Problem statement
Please copy the data shown below, word for word.

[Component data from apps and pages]
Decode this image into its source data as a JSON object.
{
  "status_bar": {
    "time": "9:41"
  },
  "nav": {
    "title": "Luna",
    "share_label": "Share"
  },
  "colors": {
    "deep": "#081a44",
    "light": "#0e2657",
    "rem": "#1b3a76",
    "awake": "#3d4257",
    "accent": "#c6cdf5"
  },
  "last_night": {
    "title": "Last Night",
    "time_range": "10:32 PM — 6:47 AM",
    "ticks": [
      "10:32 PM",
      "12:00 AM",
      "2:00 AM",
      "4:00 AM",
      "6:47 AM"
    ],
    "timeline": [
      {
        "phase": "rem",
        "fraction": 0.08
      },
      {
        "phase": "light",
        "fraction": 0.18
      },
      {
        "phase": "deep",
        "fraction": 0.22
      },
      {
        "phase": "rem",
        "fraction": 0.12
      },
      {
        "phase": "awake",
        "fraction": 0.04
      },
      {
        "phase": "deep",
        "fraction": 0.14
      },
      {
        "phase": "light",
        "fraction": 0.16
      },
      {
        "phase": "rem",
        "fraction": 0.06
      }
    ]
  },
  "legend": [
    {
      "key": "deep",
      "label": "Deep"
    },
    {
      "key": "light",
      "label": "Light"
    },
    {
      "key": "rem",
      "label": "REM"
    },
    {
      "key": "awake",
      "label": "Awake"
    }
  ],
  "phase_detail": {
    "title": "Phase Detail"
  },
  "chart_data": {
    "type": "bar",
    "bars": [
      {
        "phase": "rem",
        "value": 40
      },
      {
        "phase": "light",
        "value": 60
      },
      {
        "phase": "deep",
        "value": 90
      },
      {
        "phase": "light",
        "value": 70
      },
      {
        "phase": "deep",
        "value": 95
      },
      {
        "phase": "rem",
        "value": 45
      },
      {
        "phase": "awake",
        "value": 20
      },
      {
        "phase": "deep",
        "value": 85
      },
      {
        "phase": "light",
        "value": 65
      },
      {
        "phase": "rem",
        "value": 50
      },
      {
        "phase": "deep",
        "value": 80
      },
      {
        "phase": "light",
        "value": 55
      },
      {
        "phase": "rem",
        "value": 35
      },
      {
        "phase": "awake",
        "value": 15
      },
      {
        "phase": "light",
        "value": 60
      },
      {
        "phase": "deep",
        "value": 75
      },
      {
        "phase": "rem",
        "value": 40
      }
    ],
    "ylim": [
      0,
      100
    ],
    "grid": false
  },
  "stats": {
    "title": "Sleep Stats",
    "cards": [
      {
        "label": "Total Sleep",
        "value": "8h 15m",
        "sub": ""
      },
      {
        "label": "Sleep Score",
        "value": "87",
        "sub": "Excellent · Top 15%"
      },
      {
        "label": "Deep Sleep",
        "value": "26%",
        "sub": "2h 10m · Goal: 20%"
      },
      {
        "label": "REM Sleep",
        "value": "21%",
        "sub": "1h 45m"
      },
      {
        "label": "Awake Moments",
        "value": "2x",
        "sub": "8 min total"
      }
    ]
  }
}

Solution for this problem
Decode this image into its source data as a JSON object.
{
  "status_bar": {
    "time": "9:41"
  },
  "nav": {
    "title": "Luna",
    "share_label": "Share"
  },
  "colors": {
    "deep": "#081a44",
    "light": "#0e2657",
    "rem": "#1b3a76",
    "awake": "#3d4257",
    "accent": "#c6cdf5"
  },
  "last_night": {
    "title": "Last Night",
    "time_range": "10:32 PM — 6:47 AM",
    "ticks": [
      "10:32 PM",
      "12:00 AM",
      "2:00 AM",
      "4:00 AM",
      "6:47 AM"
    ],
    "timeline": [
      {
        "phase": "rem",
        "fraction": 0.08
      },
      {
        "phase": "light",
        "fraction": 0.18
      },
      {
        "phase": "deep",
        "fraction": 0.22
      },
      {
        "phase": "rem",
        "fraction": 0.12
      },
      {
        "phase": "awake",
        "fraction": 0.04
      },
      {
        "phase": "deep",
        "fraction": 0.14
      },
      {
        "phase": "light",
        "fraction": 0.16
      },
      {
        "phase": "rem",
        "fraction": 0.06
      }
    ]
  },
  "legend": [
    {
      "key": "deep",
      "label": "Deep"
    },
    {
      "key": "light",
      "label": "Light"
    },
    {
      "key": "rem",
      "label": "REM"
    },
    {
      "key": "awake",
      "label": "Awake"
    }
  ],
  "phase_detail": {
    "title": "Phase Detail"
  },
  "chart_data": {
    "type": "bar",
    "bars": [
      {
        "phase": "rem",
        "value": 40
      },
      {
        "phase": "light",
        "value": 60
      },
      {
        "phase": "deep",
        "value": 90
      },
      {
        "phase": "light",
        "value": 70
      },
      {
        "phase": "deep",
        "value": 95
      },
      {
        "phase": "rem",
        "value": 45
      },
      {
        "phase": "awake",
        "value": 20
      },
      {
        "phase": "deep",
        "value": 85
      },
      {
        "phase": "light",
        "value": 65
      },
      {
        "phase": "rem",
        "value": 50
      },
      {
        "phase": "deep",
        "value": 80
      },
      {
        "phase": "light",
        "value": 55
      },
      {
        "phase": "rem",
        "value": 35
      },
      {
        "phase": "awake",
        "value": 15
      },
      {
        "phase": "light",
        "value": 60
      },
      {
        "phase": "deep",
        "value": 75
      },
      {
        "phase": "rem",
        "value": 40
      }
    ],
    "ylim": [
      0,
      100
    ],
    "grid": false
  },
  "stats": {
    "title": "Sleep Stats",
    "cards": [
      {
        "label": "Total Sleep",
        "value": "8h 15m",
        "sub": ""
      },
      {
        "label": "Sleep Score",
        "value": "87",
        "sub": "Excellent · Top 15%"
      },
      {
        "label": "Deep Sleep",
        "value": "26%",
        "sub": "2h 10m · Goal: 20%"
      },
      {
        "label": "REM Sleep",
        "value": "21%",
        "sub": "1h 45m"
      },
      {
        "label": "Awake Moments",
        "value": "2x",
        "sub": "8 min total"
      }
    ]
  }
}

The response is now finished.